(Your goal): Here are some records. Print all of them exactly.

(Supplied data):
++++++++++
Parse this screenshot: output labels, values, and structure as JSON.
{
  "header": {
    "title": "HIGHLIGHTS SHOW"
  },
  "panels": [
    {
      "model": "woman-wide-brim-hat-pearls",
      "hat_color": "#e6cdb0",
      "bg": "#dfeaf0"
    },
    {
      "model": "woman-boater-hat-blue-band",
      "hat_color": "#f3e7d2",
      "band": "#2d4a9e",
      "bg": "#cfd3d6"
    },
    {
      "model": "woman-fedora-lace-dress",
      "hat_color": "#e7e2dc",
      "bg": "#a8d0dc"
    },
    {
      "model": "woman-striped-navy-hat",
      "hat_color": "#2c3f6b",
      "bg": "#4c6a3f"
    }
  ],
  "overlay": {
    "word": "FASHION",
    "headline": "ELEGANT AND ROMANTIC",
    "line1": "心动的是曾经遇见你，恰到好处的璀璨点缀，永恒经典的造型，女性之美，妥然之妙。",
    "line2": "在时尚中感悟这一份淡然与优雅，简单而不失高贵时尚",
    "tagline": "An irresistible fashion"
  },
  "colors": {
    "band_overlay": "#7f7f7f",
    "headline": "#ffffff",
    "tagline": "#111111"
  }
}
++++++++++
(Expected output):
Parse this screenshot: output labels, values, and structure as JSON.
{
  "header": {
    "title": "HIGHLIGHTS SHOW"
  },
  "panels": [
    {
      "model": "woman-wide-brim-hat-pearls",
      "hat_color": "#e6cdb0",
      "bg": "#dfeaf0"
    },
    {
      "model": "woman-boater-hat-blue-band",
      "hat_color": "#f3e7d2",
      "band": "#2d4a9e",
      "bg": "#cfd3d6"
    },
    {
      "model": "woman-fedora-lace-dress",
      "hat_color": "#e7e2dc",
      "bg": "#a8d0dc"
    },
    {
      "model": "woman-striped-navy-hat",
      "hat_color": "#2c3f6b",
      "bg": "#4c6a3f"
    }
  ],
  "overlay": {
    "word": "FASHION",
    "headline": "ELEGANT AND ROMANTIC",
    "line1": "心动的是曾经遇见你，恰到好处的璀璨点缀，永恒经典的造型，女性之美，妥然之妙。",
    "line2": "在时尚中感悟这一份淡然与优雅，简单而不失高贵时尚",
    "tagline": "An irresistible fashion"
  },
  "colors": {
    "band_overlay": "#7f7f7f",
    "headline": "#ffffff",
    "tagline": "#111111"
  }
}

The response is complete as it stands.